= ABOUT THIS EXERCISE =
Every line of the material below needs to be copied exactly; omit the pictures.

+++

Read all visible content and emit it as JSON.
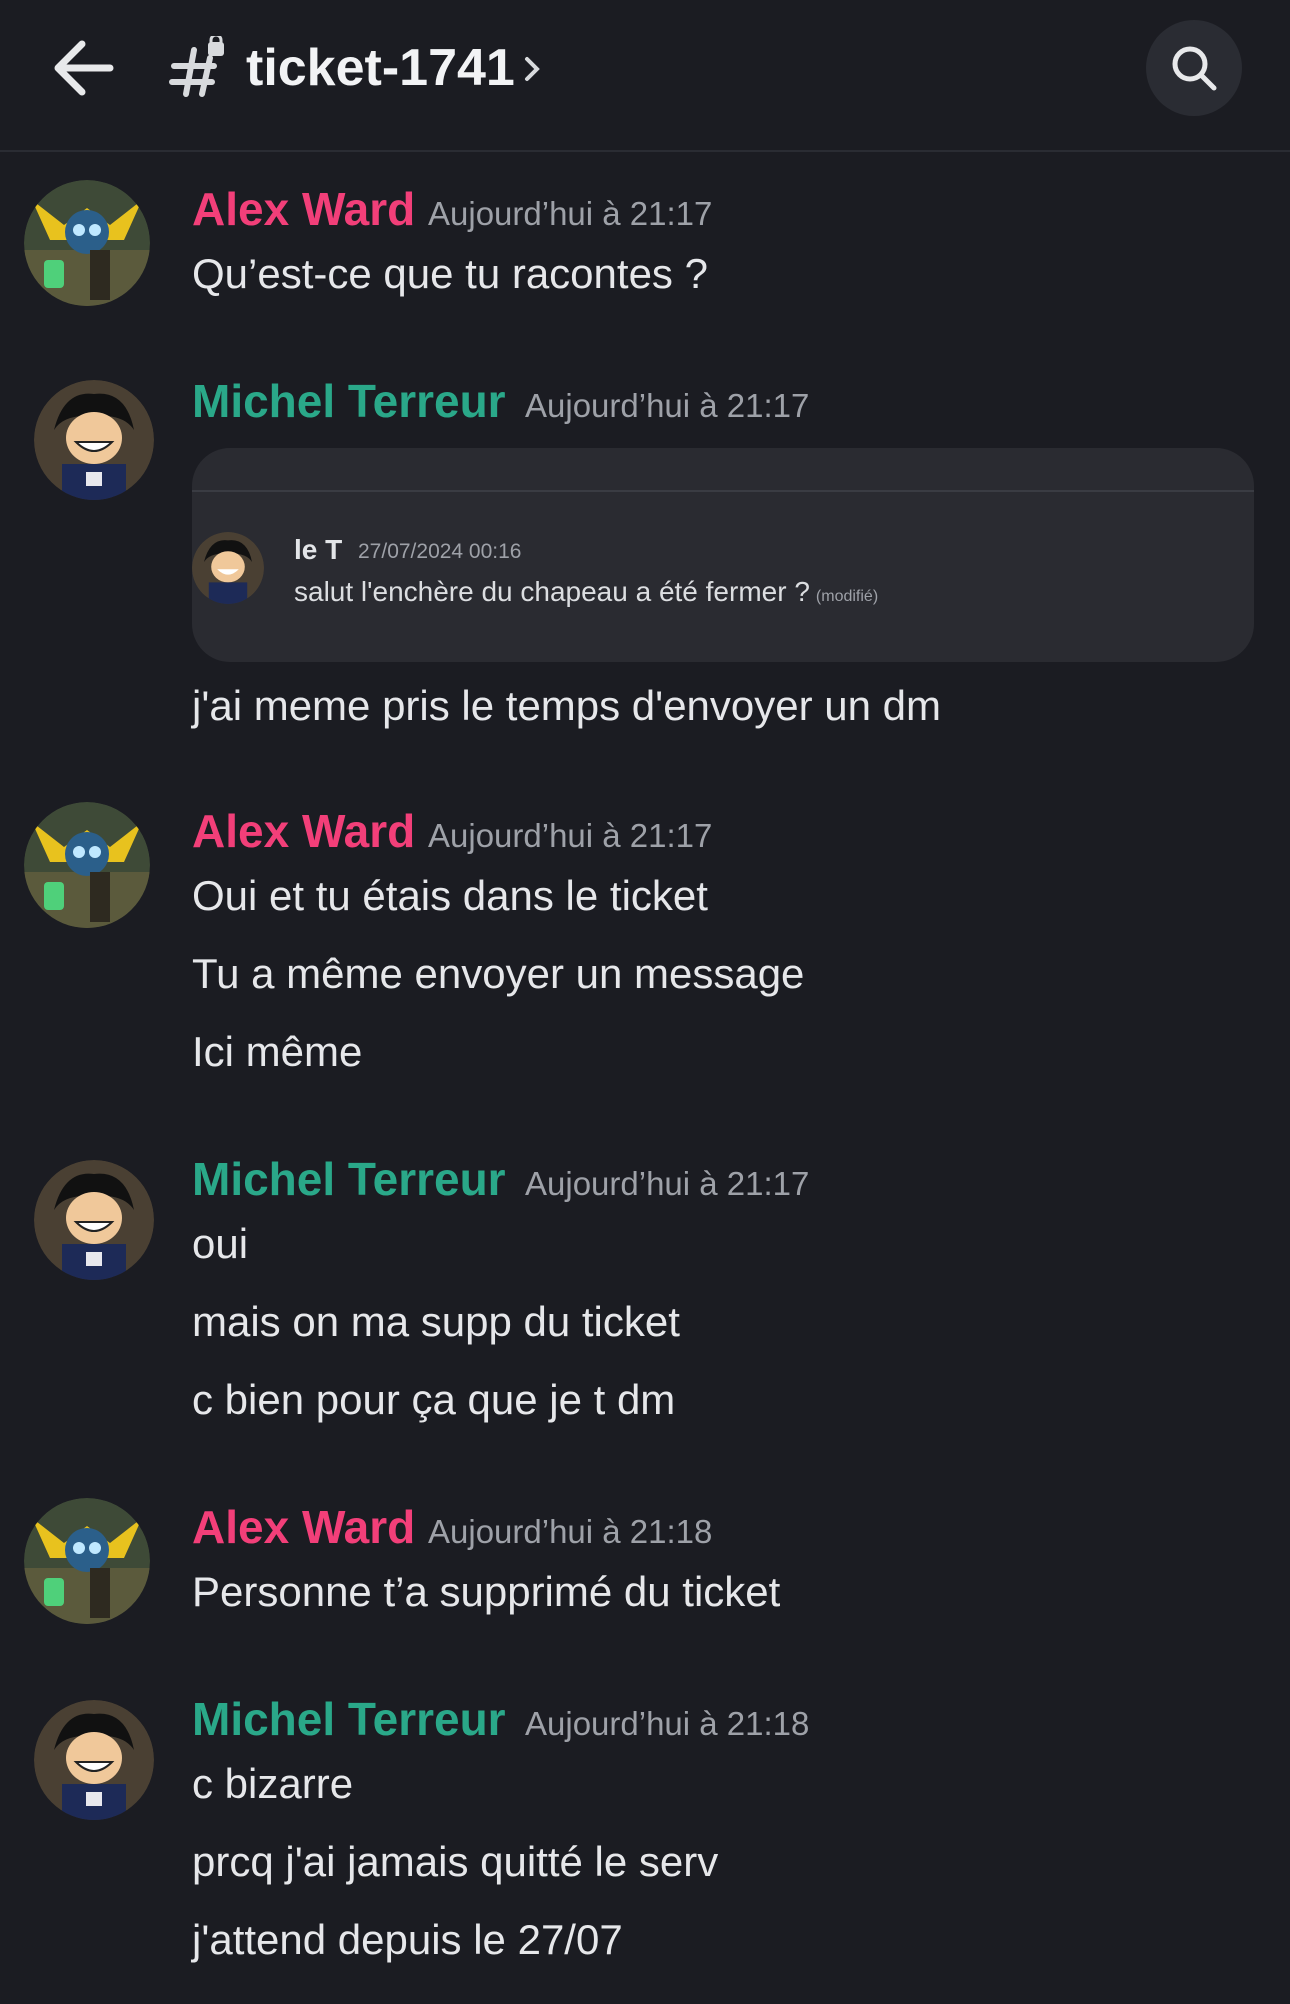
{
  "header": {
    "back_icon": "arrow-left-icon",
    "channel_icon": "hash-lock-icon",
    "channel_name": "ticket-1741",
    "chevron_icon": "chevron-right-icon",
    "search_icon": "search-icon"
  },
  "colors": {
    "background": "#1b1c22",
    "alex_name": "#f23f79",
    "michel_name": "#2aa889",
    "timestamp": "#9ea1a8",
    "message_text": "#e6e7ea"
  },
  "messages": [
    {
      "author": "Alex Ward",
      "time": "Aujourd’hui à 21:17",
      "lines": [
        "Qu’est-ce que tu racontes ?"
      ]
    },
    {
      "author": "Michel Terreur",
      "time": "Aujourd’hui à 21:17",
      "embed": {
        "author": "le T",
        "date": "27/07/2024 00:16",
        "text": "salut l'enchère du chapeau a été fermer ?",
        "edited": "(modifié)"
      },
      "lines": [
        "j'ai meme pris le temps d'envoyer un dm"
      ]
    },
    {
      "author": "Alex Ward",
      "time": "Aujourd’hui à 21:17",
      "lines": [
        "Oui et tu étais dans le ticket",
        "Tu a même envoyer un message",
        "Ici même"
      ]
    },
    {
      "author": "Michel Terreur",
      "time": "Aujourd’hui à 21:17",
      "lines": [
        "oui",
        "mais on ma supp du ticket",
        "c bien pour ça que je t dm"
      ]
    },
    {
      "author": "Alex Ward",
      "time": "Aujourd’hui à 21:18",
      "lines": [
        "Personne t’a supprimé du ticket"
      ]
    },
    {
      "author": "Michel Terreur",
      "time": "Aujourd’hui à 21:18",
      "lines": [
        "c bizarre",
        "prcq j'ai jamais quitté le serv",
        "j'attend depuis le 27/07"
      ]
    }
  ]
}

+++

= YOUR RESPONSE =
Read all visible content and emit it as JSON.
{
  "header": {
    "back_icon": "arrow-left-icon",
    "channel_icon": "hash-lock-icon",
    "channel_name": "ticket-1741",
    "chevron_icon": "chevron-right-icon",
    "search_icon": "search-icon"
  },
  "colors": {
    "background": "#1b1c22",
    "alex_name": "#f23f79",
    "michel_name": "#2aa889",
    "timestamp": "#9ea1a8",
    "message_text": "#e6e7ea"
  },
  "messages": [
    {
      "author": "Alex Ward",
      "time": "Aujourd’hui à 21:17",
      "lines": [
        "Qu’est-ce que tu racontes ?"
      ]
    },
    {
      "author": "Michel Terreur",
      "time": "Aujourd’hui à 21:17",
      "embed": {
        "author": "le T",
        "date": "27/07/2024 00:16",
        "text": "salut l'enchère du chapeau a été fermer ?",
        "edited": "(modifié)"
      },
      "lines": [
        "j'ai meme pris le temps d'envoyer un dm"
      ]
    },
    {
      "author": "Alex Ward",
      "time": "Aujourd’hui à 21:17",
      "lines": [
        "Oui et tu étais dans le ticket",
        "Tu a même envoyer un message",
        "Ici même"
      ]
    },
    {
      "author": "Michel Terreur",
      "time": "Aujourd’hui à 21:17",
      "lines": [
        "oui",
        "mais on ma supp du ticket",
        "c bien pour ça que je t dm"
      ]
    },
    {
      "author": "Alex Ward",
      "time": "Aujourd’hui à 21:18",
      "lines": [
        "Personne t’a supprimé du ticket"
      ]
    },
    {
      "author": "Michel Terreur",
      "time": "Aujourd’hui à 21:18",
      "lines": [
        "c bizarre",
        "prcq j'ai jamais quitté le serv",
        "j'attend depuis le 27/07"
      ]
    }
  ]
}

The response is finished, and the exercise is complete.